The sports commentariat has begun to question, more frequently and volubly, the very foundation of amateurism and higher education that the stakeholders in big-time college sports cling to. And even some of the stakeholders themselves are easing their grip: Mike Slive, the commissioner of the Southeastern Conference, which is widely considered to be the dominant football conference in the country, has advocated providing additional financial support for athletes, and in July confessed that the scandal headlines had cost major college sports the “benefit of the doubt.”
This moment may come to nothing. Given the NCAA’s history of fecklessness and the powerful financial interests aligned with the status quo, meaningful reform will be difficult. But it raises an interesting question for the future of sports coverage: Is the Scandal Beat, with its singular focus on busting rule-breakers, paving the way to reform or helping to block the way?
Even at its most righteous, college athletics—and I’m referring here to the so-called revenue sports, football and men’s basketball—is a multibillion-dollar enterprise based on an exploitive business model. Universities get gobs of money that helps float their entire athletic departments, and coaches and administrators are paid handsome salaries, all from the talent and effort of an essentially unpaid labor force of young athletes.
The NCAA’s 346 biggest athletic departments, which are classified as Division I, took in combined revenue of $8.7 billion last year. Ohio State’s budget alone topped $100 million; and Jim Tressel, prior to his resignation, was earning an annual salary of roughly $3.5 million. (It’s worth noting that Tressel was only the sixth-highest-paid college football coach in 2010; Alabama’s Nick Saban topped the list at $6 million.)

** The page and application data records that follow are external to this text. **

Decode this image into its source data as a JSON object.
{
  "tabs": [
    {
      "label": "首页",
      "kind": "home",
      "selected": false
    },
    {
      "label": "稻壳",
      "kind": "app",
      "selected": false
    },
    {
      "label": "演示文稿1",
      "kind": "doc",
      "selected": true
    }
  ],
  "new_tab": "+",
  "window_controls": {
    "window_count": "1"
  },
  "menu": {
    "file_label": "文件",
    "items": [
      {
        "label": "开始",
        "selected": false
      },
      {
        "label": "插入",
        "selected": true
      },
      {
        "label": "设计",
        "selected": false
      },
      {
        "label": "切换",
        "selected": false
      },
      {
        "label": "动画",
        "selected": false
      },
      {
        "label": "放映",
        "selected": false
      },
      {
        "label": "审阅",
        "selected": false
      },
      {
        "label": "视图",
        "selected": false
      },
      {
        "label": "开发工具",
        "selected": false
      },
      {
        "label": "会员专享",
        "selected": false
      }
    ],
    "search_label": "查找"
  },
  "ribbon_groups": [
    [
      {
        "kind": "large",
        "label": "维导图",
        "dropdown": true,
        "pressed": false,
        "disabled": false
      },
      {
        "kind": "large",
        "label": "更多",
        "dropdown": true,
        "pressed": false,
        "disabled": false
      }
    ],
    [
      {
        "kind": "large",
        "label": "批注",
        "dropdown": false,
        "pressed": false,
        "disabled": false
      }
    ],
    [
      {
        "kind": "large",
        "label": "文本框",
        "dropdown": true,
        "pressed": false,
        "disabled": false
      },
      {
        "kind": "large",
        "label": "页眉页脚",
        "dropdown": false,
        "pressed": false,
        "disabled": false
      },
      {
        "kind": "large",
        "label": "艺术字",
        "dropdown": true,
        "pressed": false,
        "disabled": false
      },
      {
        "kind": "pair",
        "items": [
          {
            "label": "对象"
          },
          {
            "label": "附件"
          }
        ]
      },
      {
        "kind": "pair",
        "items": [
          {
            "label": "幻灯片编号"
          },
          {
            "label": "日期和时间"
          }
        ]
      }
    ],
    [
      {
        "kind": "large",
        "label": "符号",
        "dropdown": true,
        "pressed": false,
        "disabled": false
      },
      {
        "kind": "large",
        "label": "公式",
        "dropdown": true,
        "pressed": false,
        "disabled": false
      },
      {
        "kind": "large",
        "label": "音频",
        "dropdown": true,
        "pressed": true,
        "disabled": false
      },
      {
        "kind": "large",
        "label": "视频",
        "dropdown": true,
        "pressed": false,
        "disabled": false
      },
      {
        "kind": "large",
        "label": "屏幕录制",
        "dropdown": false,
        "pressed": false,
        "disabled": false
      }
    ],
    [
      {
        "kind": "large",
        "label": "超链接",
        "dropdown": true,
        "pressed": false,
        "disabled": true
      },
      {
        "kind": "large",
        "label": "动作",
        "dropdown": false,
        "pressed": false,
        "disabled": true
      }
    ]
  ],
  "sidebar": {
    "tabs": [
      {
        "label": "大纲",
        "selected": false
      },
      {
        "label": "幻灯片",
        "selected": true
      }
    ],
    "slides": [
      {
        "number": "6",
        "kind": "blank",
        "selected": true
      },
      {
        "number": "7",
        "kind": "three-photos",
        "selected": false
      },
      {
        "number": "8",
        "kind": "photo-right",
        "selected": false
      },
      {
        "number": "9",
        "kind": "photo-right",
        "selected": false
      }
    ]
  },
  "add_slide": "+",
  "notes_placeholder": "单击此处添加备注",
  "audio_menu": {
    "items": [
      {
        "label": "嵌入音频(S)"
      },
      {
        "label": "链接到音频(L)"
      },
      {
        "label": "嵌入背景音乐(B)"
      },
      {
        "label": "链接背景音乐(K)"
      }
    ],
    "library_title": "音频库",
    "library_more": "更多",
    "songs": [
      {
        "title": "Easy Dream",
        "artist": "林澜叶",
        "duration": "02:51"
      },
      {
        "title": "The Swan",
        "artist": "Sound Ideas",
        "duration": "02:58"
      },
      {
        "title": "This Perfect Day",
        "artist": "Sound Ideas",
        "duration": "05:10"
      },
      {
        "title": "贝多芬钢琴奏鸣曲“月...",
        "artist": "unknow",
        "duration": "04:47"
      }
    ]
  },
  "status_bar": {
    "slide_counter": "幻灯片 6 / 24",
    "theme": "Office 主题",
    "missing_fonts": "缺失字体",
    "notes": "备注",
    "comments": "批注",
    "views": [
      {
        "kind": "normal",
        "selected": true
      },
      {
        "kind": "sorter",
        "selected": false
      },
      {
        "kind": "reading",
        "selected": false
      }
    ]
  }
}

Meanwhile, the “compensation” for OSU’s football players, like all collegiate athletes, tops out at tuition, room, and board—but only for those on scholarship. This fact—that the kids get at least a shot at a free college degree—is what defenders of the system lean on when the matter of exploitation comes up. But even allowing for improved average graduation rates (which the NCAA trumpeted last year despite decidedly mixed results, especially at the more prominent sports schools), the idea that meaningful education is behind all of those diplomas is at least debatable, when one considers the number of “general studies” degrees and the evidence—turned up by the Scandal Beat—that classwork is not always handled by the athletes alone.
In any event, these “student-athletes” are prevented from earning any additional money that might be construed as related to their role as an athlete. Schools can sell the players’ jerseys and other memorabilia at stadium gift shops, they can put the players on billboards, feature them in television ads, and trot them out to impress the boosters, all without a dime going into the athletes’ pockets. In March, HBO’s “Real Sports” did the math and found that under the revenue-sharing model used by the NFL and National Basketball Association, where players get 57 percent of league revenues, members of the University of Texas’s 2009 football team were each worth $630,000 while those of last year’s national champion Duke University men’s basketball team were worth $1.2 million each. A USA Today story that same month calculated the median annual cost of an athlete’s grant-in-aid package: $27,923, a relative pittance.
It is a disjuncture of the market value that begs to be disobeyed, a fact that isn’t lost on the Scandal Beat reporters. “I once heard athletes described as sharecroppers, and I always thought that was pretty accurate,” says Charles Robinson, the senior investigative reporter for Yahoo Sports who has had a hand in breaking some of the biggest corruption scandals in recent years, including the latest out of Miami.
Robinson and his colleagues have captured the surface consequences of this perverse economy (the rampant cheating), but their work also has atomized a story fundamentally about economics into an endless cat-and-mouse game of rules violations.
Rise of the Scandal Beat
Reporters first began to seriously grapple with the chicanery in college sports in the 1940s, when a point-shaving scandal that began with City College of New York spread to six other universities. “Big-time college basketball, the commercialized, Madison Square Garden variety, got another brutal kick in the teeth,” read a Time magazine story from 1951, “the worst yet, in a game already punchy from its own scandals.”